The reigning world champion took control of what proved to be a chaotic 45-lap race at times, with several drivers coming to grief on the tight 1.8-kilometer track around the Central Harborfront.
Buemi, who clinched the 2016-16 title at July's season-ending
London ePrix, started from fifth on the grid for the Renault e.dams team but profited from crashes to his immediate rivals.
Early casualties included pole sitter Nelson Piquet Jr., who races for the NextEV team, and DS Virgin Racing's new driver Jose Maria Lopez, who qualified third.
And when Lopez's teammate Sam Bird suffered mechanical difficulties during his pit stop to change cars, the road cleared for Buemi.
The Swiss took charge but was chased all the way to the line by rival Lucas di Grassi -- the ABT Schaeffler driver made remarkable progress to eventually finish second after starting the race down in 19th place.
Nick Heidfeld made up the podium places for Indian team Mahindra.
"It was a great first race and a great start to the season," Buemi said at the post-race press conference.
"When you see so many people it's just an amazing feeling. The track was good -- maybe a little bit short. But it's a great start I'm looking forward to coming back."

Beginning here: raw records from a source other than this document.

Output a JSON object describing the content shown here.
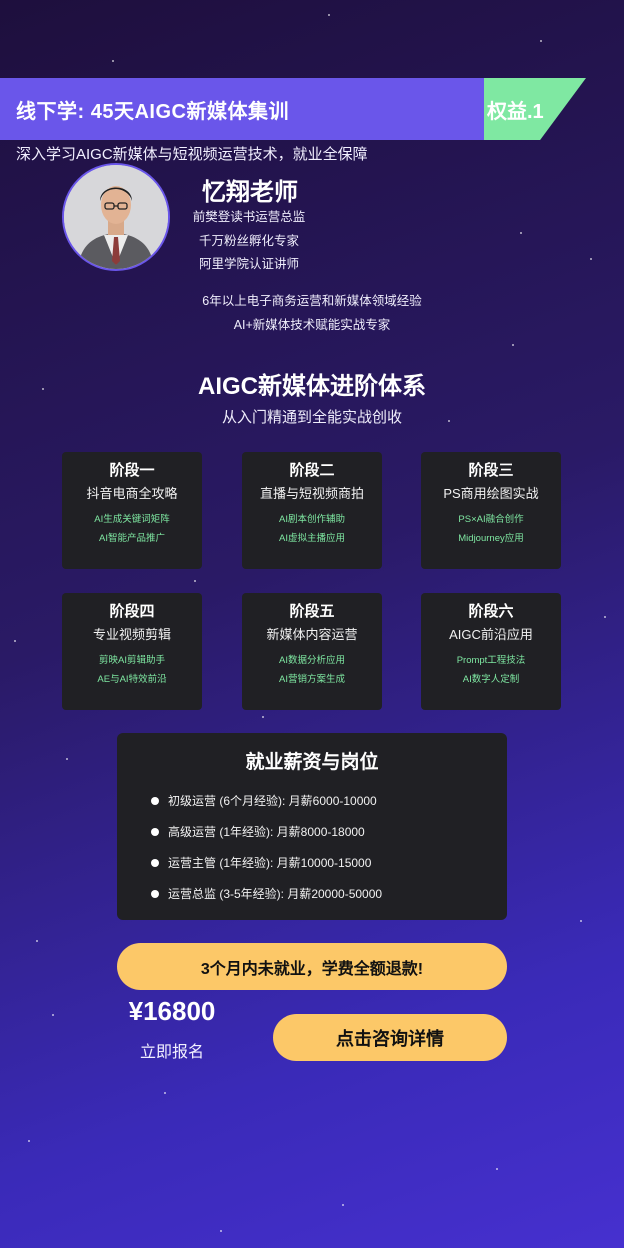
{
  "banner": {
    "title": "线下学: 45天AIGC新媒体集训",
    "benefit_tag": "权益.1",
    "subtitle": "深入学习AIGC新媒体与短视频运营技术，就业全保障"
  },
  "teacher": {
    "name": "忆翔老师",
    "titles": [
      "前樊登读书运营总监",
      "千万粉丝孵化专家",
      "阿里学院认证讲师"
    ],
    "extra": [
      "6年以上电子商务运营和新媒体领域经验",
      "AI+新媒体技术赋能实战专家"
    ]
  },
  "system": {
    "title": "AIGC新媒体进阶体系",
    "subtitle": "从入门精通到全能实战创收"
  },
  "stages": [
    {
      "name": "阶段一",
      "topic": "抖音电商全攻略",
      "points": [
        "AI生成关键词矩阵",
        "AI智能产品推广"
      ]
    },
    {
      "name": "阶段二",
      "topic": "直播与短视频商拍",
      "points": [
        "AI剧本创作辅助",
        "AI虚拟主播应用"
      ]
    },
    {
      "name": "阶段三",
      "topic": "PS商用绘图实战",
      "points": [
        "PS×AI融合创作",
        "Midjourney应用"
      ]
    },
    {
      "name": "阶段四",
      "topic": "专业视频剪辑",
      "points": [
        "剪映AI剪辑助手",
        "AE与AI特效前沿"
      ]
    },
    {
      "name": "阶段五",
      "topic": "新媒体内容运营",
      "points": [
        "AI数据分析应用",
        "AI营销方案生成"
      ]
    },
    {
      "name": "阶段六",
      "topic": "AIGC前沿应用",
      "points": [
        "Prompt工程技法",
        "AI数字人定制"
      ]
    }
  ],
  "salary": {
    "title": "就业薪资与岗位",
    "items": [
      "初级运营 (6个月经验): 月薪6000-10000",
      "高级运营 (1年经验): 月薪8000-18000",
      "运营主管 (1年经验): 月薪10000-15000",
      "运营总监 (3-5年经验): 月薪20000-50000"
    ]
  },
  "cta": {
    "guarantee": "3个月内未就业，学费全额退款!",
    "price": "¥16800",
    "enroll": "立即报名",
    "consult_button": "点击咨询详情"
  },
  "colors": {
    "banner": "#6a56ea",
    "benefit_tag": "#7fe8a2",
    "card": "#202024",
    "highlight_text": "#7fe8a2",
    "button": "#fcc868"
  },
  "icons": {
    "bullet": "bullet-dot-icon",
    "avatar": "teacher-portrait"
  }
}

There was little luck for the new teams -- China's Techeetah had an unhappy first race, with both Ma Qing Hua and teammate Jean-Eric Vergne forced to retire.
Jaguar fared a little better in its return to competitive motorsport -- Mitch Evans bowed out after 24 laps but Adam Carroll came home a creditable 12th.

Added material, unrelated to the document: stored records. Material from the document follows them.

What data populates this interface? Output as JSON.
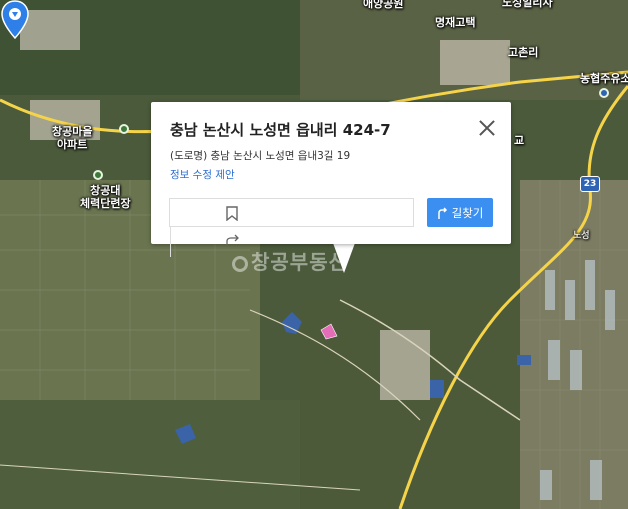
{
  "map": {
    "labels": [
      "애양공원",
      "명재고택",
      "노성일리사",
      "고촌리",
      "농협주유소",
      "창공마을\n아파트",
      "창공대\n체력단련장",
      "교",
      "노성"
    ],
    "route_badge": "23",
    "watermark": "창공부동산"
  },
  "popup": {
    "title": "충남 논산시 노성면 읍내리 424-7",
    "road_address": "(도로명) 충남 논산시 노성면 읍내3길 19",
    "edit_link": "정보 수정 제안",
    "route_button": "길찾기"
  },
  "colors": {
    "accent_blue": "#3b8ff0",
    "link_blue": "#2b6fd3",
    "pin_blue": "#2e80e8",
    "road_yellow": "#f5d44a"
  },
  "icons": [
    "close-icon",
    "bookmark-icon",
    "share-icon",
    "route-icon",
    "location-pin-icon",
    "poi-icon",
    "route-shield-icon"
  ]
}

Umbrellas were expected to be essential for race day -- rain was forecast over the weekend -- but in the end they were only unfurled to shelter from blazing sunshine for the most part.

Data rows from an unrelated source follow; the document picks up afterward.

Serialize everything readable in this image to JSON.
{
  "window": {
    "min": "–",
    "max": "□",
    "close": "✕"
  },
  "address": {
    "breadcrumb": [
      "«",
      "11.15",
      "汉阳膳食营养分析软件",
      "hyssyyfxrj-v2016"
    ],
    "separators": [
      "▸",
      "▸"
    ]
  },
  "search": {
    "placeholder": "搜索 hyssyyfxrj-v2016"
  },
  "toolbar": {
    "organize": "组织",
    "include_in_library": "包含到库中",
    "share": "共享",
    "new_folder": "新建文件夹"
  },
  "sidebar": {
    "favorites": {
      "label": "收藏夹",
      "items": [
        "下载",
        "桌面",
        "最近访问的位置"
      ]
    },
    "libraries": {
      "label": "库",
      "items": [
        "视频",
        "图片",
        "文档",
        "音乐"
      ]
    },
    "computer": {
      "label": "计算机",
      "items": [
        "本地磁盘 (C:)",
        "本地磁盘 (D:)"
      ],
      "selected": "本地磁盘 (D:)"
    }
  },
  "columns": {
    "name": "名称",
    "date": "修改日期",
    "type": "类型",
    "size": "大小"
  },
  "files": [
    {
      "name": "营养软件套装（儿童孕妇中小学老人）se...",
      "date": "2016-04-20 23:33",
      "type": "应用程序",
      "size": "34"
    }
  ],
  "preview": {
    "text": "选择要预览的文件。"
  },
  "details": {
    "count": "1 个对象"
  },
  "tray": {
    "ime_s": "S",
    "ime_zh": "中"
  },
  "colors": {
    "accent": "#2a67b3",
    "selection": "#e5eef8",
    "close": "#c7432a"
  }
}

Race promoter Alan Fang estimated around 25,000 spectators came through the turnstiles over the two-day event.
"It's something we're very proud of. Did we do everything perfectly? Probably not," said Fang, who is the CEO of Formula Electric Racing Limited.
"It's the first time and I think we gave it a good shot. And it's something we'd like to improve when we do it again."
Ticket prices was an issue that was raised by a number of people CNN spoke to outside the venue -- a seat in the grandstands flanking the start/finish straight cost HKD2,380 ($300) for the weekend, with two-day entry to the eVillage costing HKD300 ($40).
"We've tried to build the eVillage to make it more family orientated -- entertainment, music, people having a good time," Fang told CNN.
"For HKD300 for two days we think it's actually quite reasonable. The grandstands -- HKD2,380 is a price we think is reasonable enough and it was sold out prior to the event.
"It's quite expensive to put on a race ... it's about a balance -- offering enough people to come to the eVillage to enjoy themselves.
"In the end the more revenue there is, the better we can make the race."
Drivers' thumbs up
Consensus among the drivers was that the circuit was a little narrow. "We have to look to next year, make it a little bit better, a little wider," di Grassi said.
But the Brazilian praised the atmosphere in Hong Kong.
"What I enjoyed especially ... I got the feeling that there were more people (watching)," he said -- a sentiment echoed by fellow former F1 driver Heidfeld.
"It was a bit like Formula One when I was in Montreal (at the Canadian Grand Prix)," said the German driver, who spent 12 seasons in motorsport's premier racing series.
"The whole city lifted and it was amazing."
The Hong Kong race is the first of 12 in the 2016-17 all-electric world championship, with New York and Montreal also slated to host events.
Teams and drivers head to Morocco next -- Marrakesh will hold its first Formula E race on November 12.